While it is a sequel to Rosek’s previous novel, the book does stand alone very effectively to deliver an interesting and thought-provoking read.
Other than the antagonist, who is a most reprehensible person, the characters are quite likeable and serve to deliver significant lessons about trust, commitment and belief as the story unfolds.
There are some scenes depicting graphic violence and domestic abuse, so this is not a suitable story for younger readers, nor for anyone sensitive to such matters. It is, however, generally a positive story.
‘Christmas Australis’ is not your usual Christmas reading fare. Instead of fairy lights and tinsel, you’ll find shadows and dark corners, disreputable people, food that is not to be trusted and family secrets that are even darker than most.
Introducing each story by means of a letter from The Epica adds another layer of mystery and darkness to the collection, while the distinctly Australian flavour of the stories adds a unique quality to the anthology that sets it apart from other Christmas collections.
This excellent anthology will certainly add a delicious dash of darkness to your Christmas reading.
The third book in Martin Jensen’s ‘King’s Hounds’ medieval historical mystery series, ‘A Man’s Word’ is an intriguing murder mystery set in the village of Thetford. The mystery is complex and challenging, presenting a variety of possible suspects and motives which are further obscured by the transient population visiting the town for the court sessions and the markets.

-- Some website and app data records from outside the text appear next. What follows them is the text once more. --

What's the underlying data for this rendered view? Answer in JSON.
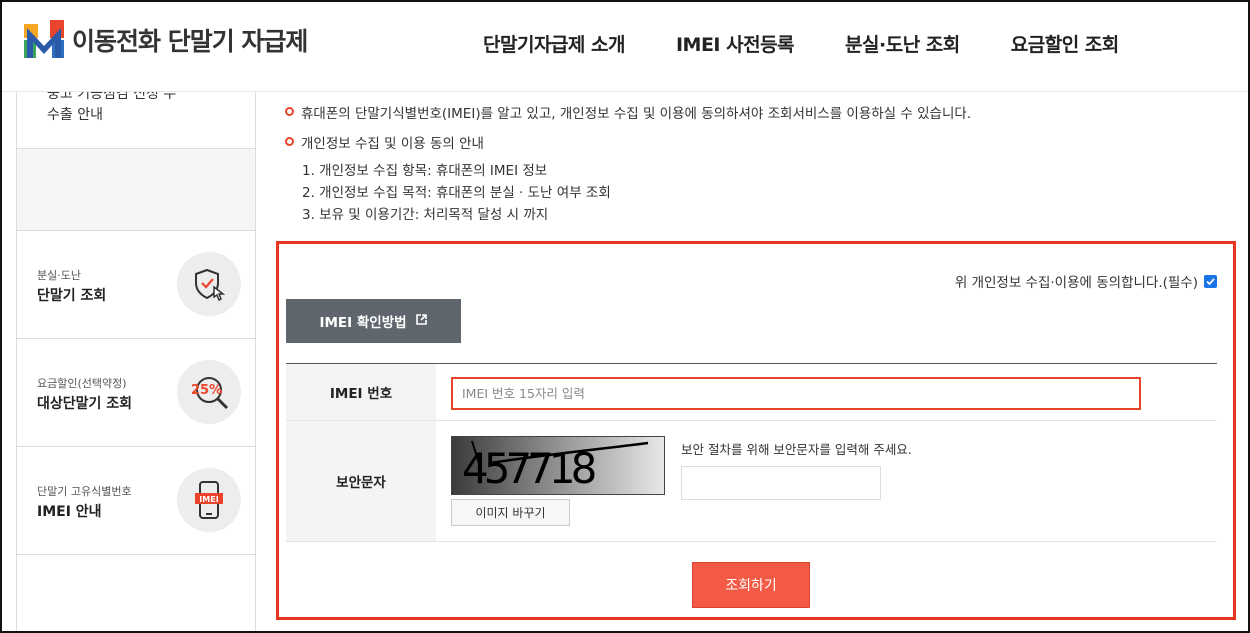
{
  "header": {
    "logo_text": "이동전화 단말기 자급제",
    "nav": [
      {
        "label": "단말기자급제 소개"
      },
      {
        "label": "IMEI 사전등록"
      },
      {
        "label": "분실·도난 조회"
      },
      {
        "label": "요금할인 조회"
      }
    ]
  },
  "sidebar": {
    "top_partial": "중고 기능점검 신청 수",
    "top_label": "수출 안내",
    "cards": [
      {
        "sub": "분실·도난",
        "main": "단말기 조회",
        "icon": "shield-cursor-icon"
      },
      {
        "sub": "요금할인(선택약정)",
        "main": "대상단말기 조회",
        "icon": "magnifier-discount-icon",
        "badge": "25%"
      },
      {
        "sub": "단말기 고유식별번호",
        "main": "IMEI 안내",
        "icon": "phone-imei-icon",
        "badge": "IMEI"
      }
    ]
  },
  "content": {
    "notice_1": "휴대폰의 단말기식별번호(IMEI)를 알고 있고, 개인정보 수집 및 이용에 동의하셔야 조회서비스를 이용하실 수 있습니다.",
    "notice_2": "개인정보 수집 및 이용 동의 안내",
    "list": [
      "1. 개인정보 수집 항목: 휴대폰의 IMEI 정보",
      "2. 개인정보 수집 목적: 휴대폰의 분실 · 도난 여부 조회",
      "3. 보유 및 이용기간: 처리목적 달성 시 까지"
    ]
  },
  "form": {
    "agree_label": "위 개인정보 수집·이용에 동의합니다.(필수)",
    "agree_checked": true,
    "imei_how_label": "IMEI 확인방법",
    "imei_label": "IMEI 번호",
    "imei_placeholder": "IMEI 번호 15자리 입력",
    "captcha_label": "보안문자",
    "captcha_text": "457718",
    "change_image_label": "이미지 바꾸기",
    "captcha_guide": "보안 절차를 위해 보안문자를 입력해 주세요.",
    "submit_label": "조회하기"
  },
  "colors": {
    "accent": "#e8331f",
    "button_dark": "#5f666d",
    "submit": "#f25a45",
    "checkbox": "#1a73e8"
  }
}
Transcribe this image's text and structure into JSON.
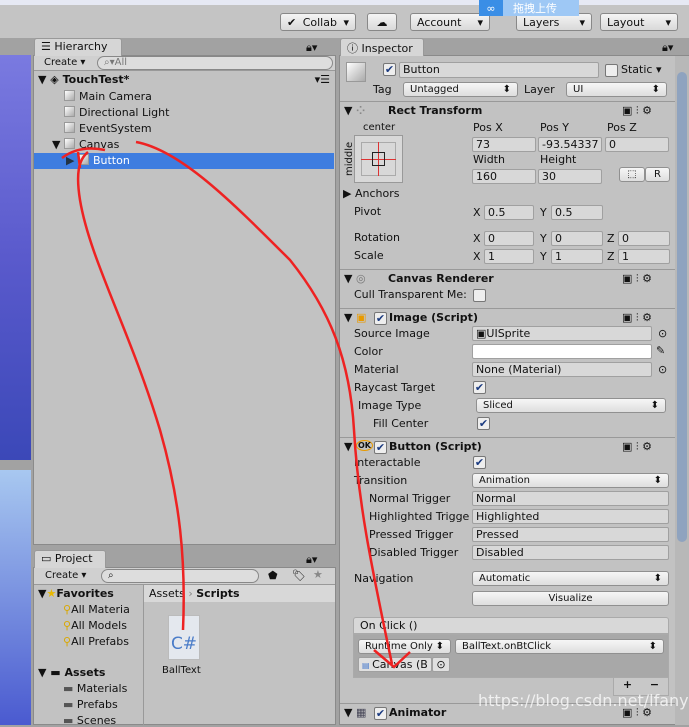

Like ‘The King’s Hounds’ and ‘Oathbreaker’, the narrative is enriched with local colour and characters who add further dimensions to the story, and with historical detail that brings the context and setting of the story to life. Being immersed in the story causes the reader to consider the facts and develop theories about investigation, which increases their engagement and investment in the plot while Winston, Alfalfa and Halfdan conduct their inquiries and develop and test their theories.
This is a most enjoyable and satisfying mystery read.